(ii) No relief to partners for set-off of claim: If an action is brought against the firm by a third party, then neither the firm nor the partner can claim any set-off, if the suit be valued for more than ` 100 or pursue other proceedings to enforce the rights arising from any contract.
(iii) Aggrieved partner cannot bring legal action against other partner or the firm: A partner of an unregistered firm (or any other person on his behalf) is precluded from bringing legal action against the firm or any person alleged to be or to have been a partner in the firm. But, such a person may sue for dissolution of the firm or for accounts and realization of his share in the firm’s property where the firm is dissolved.
(iv) Third party can sue the firm: In case of an unregistered firm, an action can be brought against the firm by a third party.
2. Dissolution of Firm: The Dissolution of Firm means the discontinuation of the jural relation existing between all the partners of the Firm. But when only one of the partners retires or becomes in capacitated from acting as a partner due to death, insolvency or insanity, the partnership, i.e., the relationship between such a partner and other is dissolved, but the rest may decide to continue.
In such cases, there is in practice, no dissolution of the firm. The particular partner goes out, but the remaining partners carry on the business of the Firm.
In the case of dissolution of the firm, on the other hand, the whole firm is dissolved.

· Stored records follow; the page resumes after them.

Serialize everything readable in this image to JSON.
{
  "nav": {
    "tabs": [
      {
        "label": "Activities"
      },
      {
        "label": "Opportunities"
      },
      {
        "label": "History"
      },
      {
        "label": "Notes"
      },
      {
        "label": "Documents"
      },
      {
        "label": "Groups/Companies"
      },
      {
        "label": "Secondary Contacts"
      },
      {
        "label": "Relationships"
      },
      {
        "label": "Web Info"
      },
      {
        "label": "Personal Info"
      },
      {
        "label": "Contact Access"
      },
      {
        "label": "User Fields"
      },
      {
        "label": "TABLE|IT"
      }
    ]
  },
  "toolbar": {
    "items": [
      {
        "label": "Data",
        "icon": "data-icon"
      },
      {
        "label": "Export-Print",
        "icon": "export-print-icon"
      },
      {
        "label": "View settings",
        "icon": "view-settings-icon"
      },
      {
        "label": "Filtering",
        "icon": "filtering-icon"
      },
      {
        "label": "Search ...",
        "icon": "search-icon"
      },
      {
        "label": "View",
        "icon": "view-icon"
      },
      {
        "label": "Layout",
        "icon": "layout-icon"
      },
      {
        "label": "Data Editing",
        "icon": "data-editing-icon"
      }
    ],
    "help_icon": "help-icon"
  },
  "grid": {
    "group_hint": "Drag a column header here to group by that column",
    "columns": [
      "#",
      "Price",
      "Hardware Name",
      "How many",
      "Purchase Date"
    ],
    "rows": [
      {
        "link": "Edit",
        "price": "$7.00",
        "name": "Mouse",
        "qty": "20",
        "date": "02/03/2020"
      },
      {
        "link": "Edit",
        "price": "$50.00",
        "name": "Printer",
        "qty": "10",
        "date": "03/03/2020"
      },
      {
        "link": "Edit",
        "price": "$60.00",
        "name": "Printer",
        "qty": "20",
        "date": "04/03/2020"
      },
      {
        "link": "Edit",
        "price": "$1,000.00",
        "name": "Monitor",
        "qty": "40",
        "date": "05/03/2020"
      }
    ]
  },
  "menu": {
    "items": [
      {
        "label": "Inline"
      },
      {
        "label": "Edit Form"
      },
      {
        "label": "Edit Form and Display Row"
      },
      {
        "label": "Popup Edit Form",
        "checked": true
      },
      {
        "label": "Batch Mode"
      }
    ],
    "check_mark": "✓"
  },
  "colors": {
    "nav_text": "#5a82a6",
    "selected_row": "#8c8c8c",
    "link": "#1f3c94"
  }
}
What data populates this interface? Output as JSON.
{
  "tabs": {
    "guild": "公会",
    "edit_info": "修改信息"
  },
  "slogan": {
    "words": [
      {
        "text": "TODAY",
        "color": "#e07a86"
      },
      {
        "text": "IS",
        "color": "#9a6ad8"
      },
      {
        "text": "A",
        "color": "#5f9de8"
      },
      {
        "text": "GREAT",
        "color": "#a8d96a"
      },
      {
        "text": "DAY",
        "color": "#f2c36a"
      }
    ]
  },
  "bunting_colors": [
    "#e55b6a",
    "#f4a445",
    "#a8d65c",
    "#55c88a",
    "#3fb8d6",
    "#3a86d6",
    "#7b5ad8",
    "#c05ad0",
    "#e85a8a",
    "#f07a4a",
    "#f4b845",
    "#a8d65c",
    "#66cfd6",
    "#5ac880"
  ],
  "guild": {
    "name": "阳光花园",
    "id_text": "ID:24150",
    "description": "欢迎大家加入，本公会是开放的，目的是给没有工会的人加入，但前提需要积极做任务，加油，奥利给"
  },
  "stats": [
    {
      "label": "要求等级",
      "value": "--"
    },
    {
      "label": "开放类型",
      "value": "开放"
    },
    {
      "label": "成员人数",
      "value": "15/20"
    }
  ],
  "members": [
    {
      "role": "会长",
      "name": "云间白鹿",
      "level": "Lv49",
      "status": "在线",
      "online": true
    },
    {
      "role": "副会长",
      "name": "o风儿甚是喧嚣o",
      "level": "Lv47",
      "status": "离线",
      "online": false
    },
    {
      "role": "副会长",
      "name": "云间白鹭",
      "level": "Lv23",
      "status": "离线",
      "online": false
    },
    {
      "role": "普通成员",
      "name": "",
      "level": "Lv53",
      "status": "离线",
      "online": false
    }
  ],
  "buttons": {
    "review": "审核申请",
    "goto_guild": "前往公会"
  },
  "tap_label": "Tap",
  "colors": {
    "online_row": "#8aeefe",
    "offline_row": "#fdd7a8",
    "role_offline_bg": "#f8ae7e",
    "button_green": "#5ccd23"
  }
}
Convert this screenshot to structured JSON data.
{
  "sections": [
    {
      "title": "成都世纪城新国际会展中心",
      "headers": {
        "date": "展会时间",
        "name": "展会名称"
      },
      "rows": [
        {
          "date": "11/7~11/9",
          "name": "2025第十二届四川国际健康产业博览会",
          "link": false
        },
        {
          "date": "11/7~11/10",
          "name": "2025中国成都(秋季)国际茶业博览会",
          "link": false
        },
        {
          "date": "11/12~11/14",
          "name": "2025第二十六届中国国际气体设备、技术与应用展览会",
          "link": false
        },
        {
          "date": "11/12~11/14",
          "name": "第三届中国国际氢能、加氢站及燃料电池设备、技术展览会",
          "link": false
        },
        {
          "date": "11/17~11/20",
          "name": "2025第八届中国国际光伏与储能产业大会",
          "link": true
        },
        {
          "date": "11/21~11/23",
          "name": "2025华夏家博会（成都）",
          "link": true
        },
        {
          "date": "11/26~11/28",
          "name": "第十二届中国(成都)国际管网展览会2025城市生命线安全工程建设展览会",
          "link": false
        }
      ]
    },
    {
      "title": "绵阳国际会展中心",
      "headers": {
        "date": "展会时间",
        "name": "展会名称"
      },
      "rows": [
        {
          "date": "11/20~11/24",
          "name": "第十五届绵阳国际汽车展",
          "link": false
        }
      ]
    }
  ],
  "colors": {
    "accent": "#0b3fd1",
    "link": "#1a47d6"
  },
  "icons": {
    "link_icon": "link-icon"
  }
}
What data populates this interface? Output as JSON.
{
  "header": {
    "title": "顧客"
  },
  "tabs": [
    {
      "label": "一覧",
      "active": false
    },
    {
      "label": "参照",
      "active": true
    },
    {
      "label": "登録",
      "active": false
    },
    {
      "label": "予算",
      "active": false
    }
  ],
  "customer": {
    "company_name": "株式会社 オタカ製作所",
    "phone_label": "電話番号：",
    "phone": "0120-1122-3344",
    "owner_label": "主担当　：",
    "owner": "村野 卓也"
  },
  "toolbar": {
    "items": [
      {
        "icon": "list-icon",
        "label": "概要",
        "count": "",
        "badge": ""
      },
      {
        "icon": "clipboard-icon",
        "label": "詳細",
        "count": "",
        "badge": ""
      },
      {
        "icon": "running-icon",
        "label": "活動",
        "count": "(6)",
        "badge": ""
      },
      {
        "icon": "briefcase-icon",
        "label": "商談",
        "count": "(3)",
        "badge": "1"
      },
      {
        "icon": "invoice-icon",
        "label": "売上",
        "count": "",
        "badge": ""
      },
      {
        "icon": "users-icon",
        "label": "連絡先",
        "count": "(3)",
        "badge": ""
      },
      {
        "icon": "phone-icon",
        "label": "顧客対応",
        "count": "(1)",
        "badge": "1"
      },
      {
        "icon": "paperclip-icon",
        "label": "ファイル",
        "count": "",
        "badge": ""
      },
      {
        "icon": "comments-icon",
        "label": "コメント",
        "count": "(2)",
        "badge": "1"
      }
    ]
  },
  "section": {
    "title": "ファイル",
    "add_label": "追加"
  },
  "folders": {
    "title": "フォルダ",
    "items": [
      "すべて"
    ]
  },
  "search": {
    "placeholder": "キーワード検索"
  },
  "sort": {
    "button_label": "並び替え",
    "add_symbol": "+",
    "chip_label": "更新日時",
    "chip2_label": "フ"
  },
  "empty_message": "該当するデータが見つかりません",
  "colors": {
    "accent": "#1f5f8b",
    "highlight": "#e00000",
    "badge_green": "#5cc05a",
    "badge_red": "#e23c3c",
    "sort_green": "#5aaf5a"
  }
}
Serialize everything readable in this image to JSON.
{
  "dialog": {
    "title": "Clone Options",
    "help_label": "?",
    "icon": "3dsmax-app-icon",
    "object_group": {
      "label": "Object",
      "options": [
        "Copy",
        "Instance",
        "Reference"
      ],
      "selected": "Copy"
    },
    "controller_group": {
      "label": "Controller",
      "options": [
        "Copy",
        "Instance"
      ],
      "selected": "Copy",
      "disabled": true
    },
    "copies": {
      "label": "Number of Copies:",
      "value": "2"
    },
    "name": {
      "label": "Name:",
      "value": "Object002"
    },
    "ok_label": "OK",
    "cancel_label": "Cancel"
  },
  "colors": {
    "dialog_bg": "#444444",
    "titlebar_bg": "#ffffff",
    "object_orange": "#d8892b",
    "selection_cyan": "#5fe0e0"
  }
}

The partnership terminates as between each and every partner of the firm.
Dissolution of a Firm may take place (Section 39 - 44)
(a) as a result of any agreement between all the partners (i.e., dissolution by agreement); (b) by the adjudication of all the partners, or of all the partners but one, as insolvent (i.e., compulsory dissolution);
(c) by the business of the Firm becoming unlawful (i.e., compulsory dissolution);
(d) subject to agreement between the parties, on the happening of certain contingencies, such as:
(i) effluence of time;
(ii) completion of the venture for which it was entered into;
(iii) death of a partner;
(iv) insolvency of a partner.
(e) by a partner giving notice of his intention to dissolve the firm, in case of partnership at will and the firm being dissolved as from the date mentioned in the notice, or if no date is mentioned, as from the date of the communication of the notice; and
(f) by intervention of court in case of:
(i) a partner becoming the unsound mind;
(ii) permanent incapacity of a partner to perform his duties as such;
(iii) Misconduct of a partner affecting the business;
(iv) willful or persistent branches of agreement by a partner;
(v) transfer or sale of the whole interest of a partner;
(vi) improbability of the business being carried on save at a loss;
(vii) the court being satisfied on other equitable grounds that the firm should be dissolved.